You’ll notice right away that the issue’s designated theme—theatre of social action and civic engagement—is broached not only in the training section but in such related articles as Alexis Greene’s “Why Should I Walk with Fear?,” an eye-opening account of the women-focused work of Colombian activist/artist Patricia Ariza and New York City–based Joanna Sherman of Bond Street Theatre; and “Diversity from the Ground Up,” Lisa Fung’s profile of Pasadena Playhouse of California’s associate artistic director Seema Sueko, a proponent of “consensus organizing” for theatre. Diversity issues get further shout-outs in Steven Leigh Morris’s detailed report from the landmark month-long Encuentro Festival of Latino/a theatres in Los Angeles, and Paulette Marty’s Strategies column about how British theatres are contending with gender imbalance in their ranks.

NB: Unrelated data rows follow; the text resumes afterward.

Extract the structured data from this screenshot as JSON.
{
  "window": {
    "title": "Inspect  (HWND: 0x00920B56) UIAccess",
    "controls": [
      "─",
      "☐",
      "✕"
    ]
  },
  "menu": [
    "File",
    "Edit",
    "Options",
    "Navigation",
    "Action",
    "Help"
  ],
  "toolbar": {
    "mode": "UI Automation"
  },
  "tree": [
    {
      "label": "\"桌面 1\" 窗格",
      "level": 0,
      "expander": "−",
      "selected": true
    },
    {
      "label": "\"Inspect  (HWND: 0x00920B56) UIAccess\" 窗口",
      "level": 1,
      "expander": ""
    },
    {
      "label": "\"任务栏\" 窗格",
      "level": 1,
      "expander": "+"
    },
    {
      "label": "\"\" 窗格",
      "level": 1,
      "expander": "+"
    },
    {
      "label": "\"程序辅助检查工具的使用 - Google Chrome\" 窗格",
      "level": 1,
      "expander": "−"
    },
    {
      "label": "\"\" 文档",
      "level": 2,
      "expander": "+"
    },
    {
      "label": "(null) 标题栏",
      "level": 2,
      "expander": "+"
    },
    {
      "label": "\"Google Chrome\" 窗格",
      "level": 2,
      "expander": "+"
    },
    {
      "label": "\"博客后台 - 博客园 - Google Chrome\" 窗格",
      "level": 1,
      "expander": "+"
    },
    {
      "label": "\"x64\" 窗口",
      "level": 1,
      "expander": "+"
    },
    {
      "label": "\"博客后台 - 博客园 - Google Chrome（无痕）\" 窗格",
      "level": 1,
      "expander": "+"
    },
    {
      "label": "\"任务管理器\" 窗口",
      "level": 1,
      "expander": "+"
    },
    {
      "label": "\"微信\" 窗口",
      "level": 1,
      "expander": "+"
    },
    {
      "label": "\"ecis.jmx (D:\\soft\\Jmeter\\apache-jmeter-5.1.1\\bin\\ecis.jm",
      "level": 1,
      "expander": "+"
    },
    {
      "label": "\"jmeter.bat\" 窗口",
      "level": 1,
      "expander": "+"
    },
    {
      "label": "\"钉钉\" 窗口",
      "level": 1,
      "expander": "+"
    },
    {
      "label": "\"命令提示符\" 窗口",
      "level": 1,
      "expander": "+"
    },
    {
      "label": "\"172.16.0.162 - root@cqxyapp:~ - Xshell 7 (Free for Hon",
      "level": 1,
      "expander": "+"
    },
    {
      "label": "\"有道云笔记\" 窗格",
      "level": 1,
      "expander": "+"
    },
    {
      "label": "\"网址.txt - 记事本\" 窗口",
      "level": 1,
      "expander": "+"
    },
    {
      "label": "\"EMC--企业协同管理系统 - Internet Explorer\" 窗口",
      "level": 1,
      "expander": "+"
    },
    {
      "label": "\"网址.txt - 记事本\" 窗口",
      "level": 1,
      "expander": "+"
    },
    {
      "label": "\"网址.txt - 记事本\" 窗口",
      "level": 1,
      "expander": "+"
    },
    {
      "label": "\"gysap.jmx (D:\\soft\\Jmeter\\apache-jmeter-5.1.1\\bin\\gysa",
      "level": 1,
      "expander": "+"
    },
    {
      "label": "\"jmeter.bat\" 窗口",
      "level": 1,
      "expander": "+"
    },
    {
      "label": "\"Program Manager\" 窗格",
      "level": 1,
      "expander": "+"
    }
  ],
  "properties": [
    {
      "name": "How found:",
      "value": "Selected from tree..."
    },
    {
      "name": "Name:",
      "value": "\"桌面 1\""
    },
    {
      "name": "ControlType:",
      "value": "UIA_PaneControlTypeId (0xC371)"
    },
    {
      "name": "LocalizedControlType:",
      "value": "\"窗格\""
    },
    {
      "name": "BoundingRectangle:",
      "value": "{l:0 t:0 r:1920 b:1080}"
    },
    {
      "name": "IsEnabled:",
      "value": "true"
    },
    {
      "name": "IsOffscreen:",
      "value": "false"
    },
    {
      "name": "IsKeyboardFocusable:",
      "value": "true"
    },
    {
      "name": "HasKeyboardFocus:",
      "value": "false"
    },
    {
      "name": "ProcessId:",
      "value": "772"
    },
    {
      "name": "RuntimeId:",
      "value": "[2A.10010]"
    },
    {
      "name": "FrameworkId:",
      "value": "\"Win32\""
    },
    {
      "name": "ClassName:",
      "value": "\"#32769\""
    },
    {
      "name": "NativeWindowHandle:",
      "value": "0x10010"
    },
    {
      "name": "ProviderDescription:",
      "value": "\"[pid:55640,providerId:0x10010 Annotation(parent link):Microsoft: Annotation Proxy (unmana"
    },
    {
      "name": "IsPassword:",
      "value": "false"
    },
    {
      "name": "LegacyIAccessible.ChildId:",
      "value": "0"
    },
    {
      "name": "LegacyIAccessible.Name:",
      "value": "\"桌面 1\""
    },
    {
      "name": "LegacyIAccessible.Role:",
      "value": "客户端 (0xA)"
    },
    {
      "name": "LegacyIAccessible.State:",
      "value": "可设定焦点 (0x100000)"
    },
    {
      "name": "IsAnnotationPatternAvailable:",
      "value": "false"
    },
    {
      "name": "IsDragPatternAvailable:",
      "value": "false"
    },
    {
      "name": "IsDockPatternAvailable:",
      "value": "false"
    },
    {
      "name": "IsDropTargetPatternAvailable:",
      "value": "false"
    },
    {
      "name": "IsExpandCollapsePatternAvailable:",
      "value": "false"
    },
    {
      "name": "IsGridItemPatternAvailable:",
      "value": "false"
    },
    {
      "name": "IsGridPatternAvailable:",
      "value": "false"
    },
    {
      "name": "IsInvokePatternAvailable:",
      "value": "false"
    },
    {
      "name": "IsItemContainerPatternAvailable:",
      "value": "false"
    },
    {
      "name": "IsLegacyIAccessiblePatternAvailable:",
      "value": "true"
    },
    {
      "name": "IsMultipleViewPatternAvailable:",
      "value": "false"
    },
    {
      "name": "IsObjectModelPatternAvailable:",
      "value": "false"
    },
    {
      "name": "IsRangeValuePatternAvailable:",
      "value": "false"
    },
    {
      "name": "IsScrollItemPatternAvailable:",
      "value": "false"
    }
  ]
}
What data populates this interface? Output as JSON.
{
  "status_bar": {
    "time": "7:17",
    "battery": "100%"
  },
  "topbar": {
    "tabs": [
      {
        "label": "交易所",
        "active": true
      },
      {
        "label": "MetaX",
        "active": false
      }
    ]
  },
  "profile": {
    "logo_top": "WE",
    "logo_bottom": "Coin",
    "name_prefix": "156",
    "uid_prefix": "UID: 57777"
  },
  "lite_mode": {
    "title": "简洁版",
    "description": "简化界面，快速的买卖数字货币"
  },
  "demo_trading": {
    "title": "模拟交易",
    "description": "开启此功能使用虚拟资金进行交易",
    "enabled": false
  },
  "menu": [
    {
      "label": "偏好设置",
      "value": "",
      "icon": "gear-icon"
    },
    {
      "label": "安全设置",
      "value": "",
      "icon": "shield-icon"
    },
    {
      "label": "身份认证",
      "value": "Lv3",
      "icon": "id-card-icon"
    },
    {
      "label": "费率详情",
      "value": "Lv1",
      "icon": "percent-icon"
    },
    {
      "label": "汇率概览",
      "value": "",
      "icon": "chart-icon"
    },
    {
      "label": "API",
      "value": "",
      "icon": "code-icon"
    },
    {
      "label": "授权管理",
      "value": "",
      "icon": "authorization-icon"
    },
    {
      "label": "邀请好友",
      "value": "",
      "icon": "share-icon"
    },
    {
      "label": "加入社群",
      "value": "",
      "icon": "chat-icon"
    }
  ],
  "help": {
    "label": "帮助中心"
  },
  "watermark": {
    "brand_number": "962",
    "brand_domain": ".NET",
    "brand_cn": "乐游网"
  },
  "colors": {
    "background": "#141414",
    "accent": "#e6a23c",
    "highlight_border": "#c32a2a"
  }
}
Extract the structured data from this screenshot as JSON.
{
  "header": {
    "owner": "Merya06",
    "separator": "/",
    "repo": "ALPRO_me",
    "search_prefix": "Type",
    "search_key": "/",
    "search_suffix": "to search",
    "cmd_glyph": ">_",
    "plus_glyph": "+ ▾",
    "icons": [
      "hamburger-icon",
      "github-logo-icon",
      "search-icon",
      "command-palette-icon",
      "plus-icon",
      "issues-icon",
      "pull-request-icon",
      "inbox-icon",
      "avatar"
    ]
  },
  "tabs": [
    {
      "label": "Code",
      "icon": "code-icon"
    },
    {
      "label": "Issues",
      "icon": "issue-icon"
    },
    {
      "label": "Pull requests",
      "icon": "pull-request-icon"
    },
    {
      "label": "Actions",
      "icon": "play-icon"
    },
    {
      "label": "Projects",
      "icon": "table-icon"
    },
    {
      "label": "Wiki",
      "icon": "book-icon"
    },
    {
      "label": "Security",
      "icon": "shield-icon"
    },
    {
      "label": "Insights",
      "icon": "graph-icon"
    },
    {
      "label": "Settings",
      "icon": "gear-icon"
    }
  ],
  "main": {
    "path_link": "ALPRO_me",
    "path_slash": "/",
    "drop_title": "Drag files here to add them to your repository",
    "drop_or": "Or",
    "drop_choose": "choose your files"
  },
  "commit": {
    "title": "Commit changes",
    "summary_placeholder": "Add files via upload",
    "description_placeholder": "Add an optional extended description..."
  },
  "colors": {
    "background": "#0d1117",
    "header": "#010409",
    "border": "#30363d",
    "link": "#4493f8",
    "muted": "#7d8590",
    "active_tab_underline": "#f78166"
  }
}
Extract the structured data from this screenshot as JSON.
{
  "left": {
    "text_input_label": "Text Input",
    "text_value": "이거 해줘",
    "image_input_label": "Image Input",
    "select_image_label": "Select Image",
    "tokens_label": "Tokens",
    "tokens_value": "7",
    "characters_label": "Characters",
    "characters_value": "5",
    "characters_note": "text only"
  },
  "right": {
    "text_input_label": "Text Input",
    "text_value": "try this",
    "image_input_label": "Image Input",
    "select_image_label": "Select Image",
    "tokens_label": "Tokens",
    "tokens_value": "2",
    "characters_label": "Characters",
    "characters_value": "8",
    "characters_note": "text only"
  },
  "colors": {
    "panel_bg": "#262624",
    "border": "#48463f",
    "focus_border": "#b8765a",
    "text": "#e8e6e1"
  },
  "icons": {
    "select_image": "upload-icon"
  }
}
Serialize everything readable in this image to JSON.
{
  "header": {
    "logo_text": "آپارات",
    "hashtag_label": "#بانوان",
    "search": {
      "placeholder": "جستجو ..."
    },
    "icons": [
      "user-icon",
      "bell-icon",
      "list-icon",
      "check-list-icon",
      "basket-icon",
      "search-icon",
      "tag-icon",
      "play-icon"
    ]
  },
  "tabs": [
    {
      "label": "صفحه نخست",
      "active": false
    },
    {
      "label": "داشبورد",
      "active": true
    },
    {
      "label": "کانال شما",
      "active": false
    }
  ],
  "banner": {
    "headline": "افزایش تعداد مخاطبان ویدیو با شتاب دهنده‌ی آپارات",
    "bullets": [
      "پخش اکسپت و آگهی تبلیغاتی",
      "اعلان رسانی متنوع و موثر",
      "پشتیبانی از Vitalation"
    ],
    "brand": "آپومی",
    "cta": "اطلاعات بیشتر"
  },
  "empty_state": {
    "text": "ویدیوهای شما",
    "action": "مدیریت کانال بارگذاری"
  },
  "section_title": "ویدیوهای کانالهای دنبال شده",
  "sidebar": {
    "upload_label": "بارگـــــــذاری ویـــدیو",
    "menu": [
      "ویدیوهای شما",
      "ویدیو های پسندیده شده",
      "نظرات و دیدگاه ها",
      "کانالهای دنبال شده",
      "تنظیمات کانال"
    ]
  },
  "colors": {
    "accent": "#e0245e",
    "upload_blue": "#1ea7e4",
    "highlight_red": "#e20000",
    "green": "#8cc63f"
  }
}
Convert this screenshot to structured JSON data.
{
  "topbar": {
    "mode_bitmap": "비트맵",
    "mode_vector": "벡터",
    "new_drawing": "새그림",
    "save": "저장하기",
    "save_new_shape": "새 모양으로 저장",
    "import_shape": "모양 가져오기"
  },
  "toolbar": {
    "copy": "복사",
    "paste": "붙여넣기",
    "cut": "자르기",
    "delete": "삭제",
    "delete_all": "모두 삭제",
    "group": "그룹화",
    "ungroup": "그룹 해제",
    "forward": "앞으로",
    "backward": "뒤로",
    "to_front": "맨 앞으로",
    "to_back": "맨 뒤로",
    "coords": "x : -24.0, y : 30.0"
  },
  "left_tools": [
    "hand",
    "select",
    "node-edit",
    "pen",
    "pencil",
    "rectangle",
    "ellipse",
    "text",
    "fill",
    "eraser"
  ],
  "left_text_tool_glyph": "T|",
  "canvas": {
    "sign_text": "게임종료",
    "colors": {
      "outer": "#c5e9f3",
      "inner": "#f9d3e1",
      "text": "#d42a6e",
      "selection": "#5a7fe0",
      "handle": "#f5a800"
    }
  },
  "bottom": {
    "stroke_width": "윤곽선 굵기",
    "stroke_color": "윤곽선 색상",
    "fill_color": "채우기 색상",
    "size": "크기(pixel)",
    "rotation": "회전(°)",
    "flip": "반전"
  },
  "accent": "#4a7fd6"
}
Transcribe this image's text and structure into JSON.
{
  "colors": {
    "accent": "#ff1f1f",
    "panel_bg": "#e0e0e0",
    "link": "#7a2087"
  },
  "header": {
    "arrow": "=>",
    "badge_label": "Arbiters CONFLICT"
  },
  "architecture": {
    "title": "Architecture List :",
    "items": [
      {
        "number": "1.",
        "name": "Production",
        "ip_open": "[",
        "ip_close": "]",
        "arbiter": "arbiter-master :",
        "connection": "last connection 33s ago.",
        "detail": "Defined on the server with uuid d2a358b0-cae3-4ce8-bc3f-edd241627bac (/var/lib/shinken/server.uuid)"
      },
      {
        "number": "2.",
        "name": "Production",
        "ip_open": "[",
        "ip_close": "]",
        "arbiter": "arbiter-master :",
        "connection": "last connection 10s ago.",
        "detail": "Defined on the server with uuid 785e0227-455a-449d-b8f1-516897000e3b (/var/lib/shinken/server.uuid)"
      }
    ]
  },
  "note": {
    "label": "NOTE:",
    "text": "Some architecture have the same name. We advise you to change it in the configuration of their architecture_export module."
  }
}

Practical concerns of other sorts get critical attention in reports by senior editor Rob Weinert-Kendt, whose “Small Theatres, Big Debate” analyzes the current status of Los Angeles’s ongoing arguments about the city’s 99-Seat Theatre Plan; and associate editor Diep Tran, whose “Want My Time? Please Pay for It” provides an update on the field’s slow-but-sure progress in assuring fair compensation to playwrights.
My own favorite piece in the issue (presented under the header Antecedents, our tag for excursions back into significant moments in theatre history) provides an early-20th-century lens through which to view contemporary theatre: It’s a newly published account by the seductive French author Colette of her time as a music-hall performer and playwright in Paris. The theatre, Colette writes, is “a world that sustains itself on pride, even vanity,” where “rivalries manifest themselves in all sorts of ways,” but that is as irresistible to her as daily sustenance. “My God!” she exclaims, “How I’ve been bitten, how deeply the poison of theatre has seeped into my blood.”
That depth of feeling, I’d wager, is shared on some level by all who have succumbed to the rigors of theatre as a profession, and it makes itself felt again and again in the varied accounts of artistry and activism that appear in these pages.